‘Letters From LA’ by Bret Easton Ellis

Bret Easton Ellis was a hugely important writer to me when I was a teenager. Much like everyone else I got into him via American Psycho, but to me his best work is still Less Than Zero and this collection of shorts. ‘Letters From LA’ is an epistolary story in which, Anne, a girl from New York goes to LA to stay with her grandparents and sends over a period of three months a series of unanswered letters to a friend Sean, who she’s left behind in Camden. When she arrives “It was like walking into another world” and the tone is one of overwhelming naivety – “I went out with this couple to some exclusive club… and I danced and got drunk and had great fun. And I thought I wouldn’t have much of a social life!” but as ever with Ellis, LA is the great corrupter, and the letters soon take a more sinister tone. After a month she writes, “I am kind of tired of hanging out at the same clubs night after night and laying by the pool doing all this incredible coke”, and his usual dead-eyed nihilism starts to creep into play. 

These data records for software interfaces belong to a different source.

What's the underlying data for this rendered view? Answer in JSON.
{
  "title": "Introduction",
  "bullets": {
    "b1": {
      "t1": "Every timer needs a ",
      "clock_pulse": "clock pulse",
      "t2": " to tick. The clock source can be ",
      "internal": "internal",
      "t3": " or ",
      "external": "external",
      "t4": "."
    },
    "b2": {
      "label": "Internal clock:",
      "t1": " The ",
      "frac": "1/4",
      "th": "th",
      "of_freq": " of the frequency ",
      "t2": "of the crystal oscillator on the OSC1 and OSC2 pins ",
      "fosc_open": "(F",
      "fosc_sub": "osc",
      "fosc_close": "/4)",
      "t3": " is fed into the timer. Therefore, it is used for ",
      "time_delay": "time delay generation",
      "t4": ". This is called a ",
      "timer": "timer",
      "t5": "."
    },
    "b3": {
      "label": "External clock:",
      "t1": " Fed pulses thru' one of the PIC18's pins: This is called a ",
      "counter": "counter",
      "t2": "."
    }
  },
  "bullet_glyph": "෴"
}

“My relationships with people here aren’t tense or trying because no one requires a whole lot of serious emotional investment at all,” she writes. The letters become shorter, her language shot through with LA idioms, references to Valium, grass, Librium, empty sex; she hangs out with actors, musicians, studio executives, lies about her age; “I tell everyone I’m seventeen or eighteen (I’m twenty). Randy thinks I’m sixteen. Can U believe it?” In the penultimate letter she writes: “They all told me that Randy OD’d, but……there was blood on the ceiling, Sean. How can blood get on the ceiling if you OD?” before apathy finally triumphs in the closing missive: “Doesn’t it seem like a long time since I’ve written you? I guess I’m not much into it anymore.”

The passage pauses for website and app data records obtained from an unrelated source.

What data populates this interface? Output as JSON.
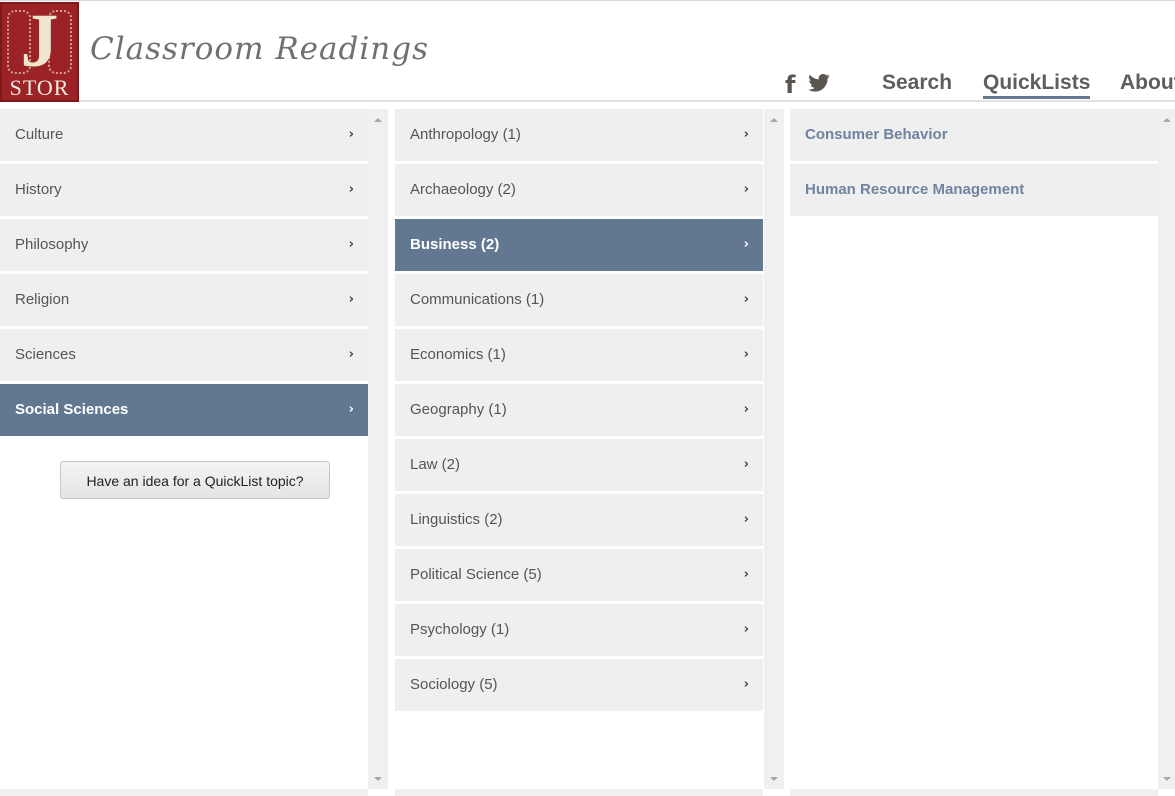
{
  "header": {
    "logo_text": "J",
    "logo_subtext": "STOR",
    "brand": "Classroom Readings",
    "social": [
      {
        "name": "facebook-icon",
        "glyph": "f"
      },
      {
        "name": "twitter-icon",
        "glyph": "twitter"
      }
    ],
    "nav": [
      {
        "label": "Search",
        "active": false
      },
      {
        "label": "QuickLists",
        "active": true
      },
      {
        "label": "About",
        "active": false
      }
    ]
  },
  "colors": {
    "accent": "#627891",
    "item_bg": "#efefef",
    "logo_red": "#9b2226",
    "link_blue": "#6e84a0"
  },
  "columns": {
    "disciplines": [
      {
        "label": "Culture",
        "selected": false
      },
      {
        "label": "History",
        "selected": false
      },
      {
        "label": "Philosophy",
        "selected": false
      },
      {
        "label": "Religion",
        "selected": false
      },
      {
        "label": "Sciences",
        "selected": false
      },
      {
        "label": "Social Sciences",
        "selected": true
      }
    ],
    "subjects": [
      {
        "label": "Anthropology (1)",
        "selected": false
      },
      {
        "label": "Archaeology (2)",
        "selected": false
      },
      {
        "label": "Business (2)",
        "selected": true
      },
      {
        "label": "Communications (1)",
        "selected": false
      },
      {
        "label": "Economics (1)",
        "selected": false
      },
      {
        "label": "Geography (1)",
        "selected": false
      },
      {
        "label": "Law (2)",
        "selected": false
      },
      {
        "label": "Linguistics (2)",
        "selected": false
      },
      {
        "label": "Political Science (5)",
        "selected": false
      },
      {
        "label": "Psychology (1)",
        "selected": false
      },
      {
        "label": "Sociology (5)",
        "selected": false
      }
    ],
    "quicklists": [
      {
        "label": "Consumer Behavior"
      },
      {
        "label": "Human Resource Management"
      }
    ]
  },
  "idea_button": "Have an idea for a QuickList topic?",
  "chevron_glyph": "›"
}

All the trademark Ellis motifs are in here – meaningless sex, drugs, the dissolution of the idle rich and the sanguinary violence that permeates pretty much everything he does, all told with his fucked-on-downers detachment and studiously minimal cut glass prose. As a 14-year-old I was in love with his voice and the years have done nothing to diminish it. His output has slowed and he’s way past his prime, but the knowingly allusive and self-referential Lunar Park and Imperial Bedrooms are still worthy reads from a writer who knows his place in the literary pantheon is secure.

First published in The Informers, Knopf/Picador, 1994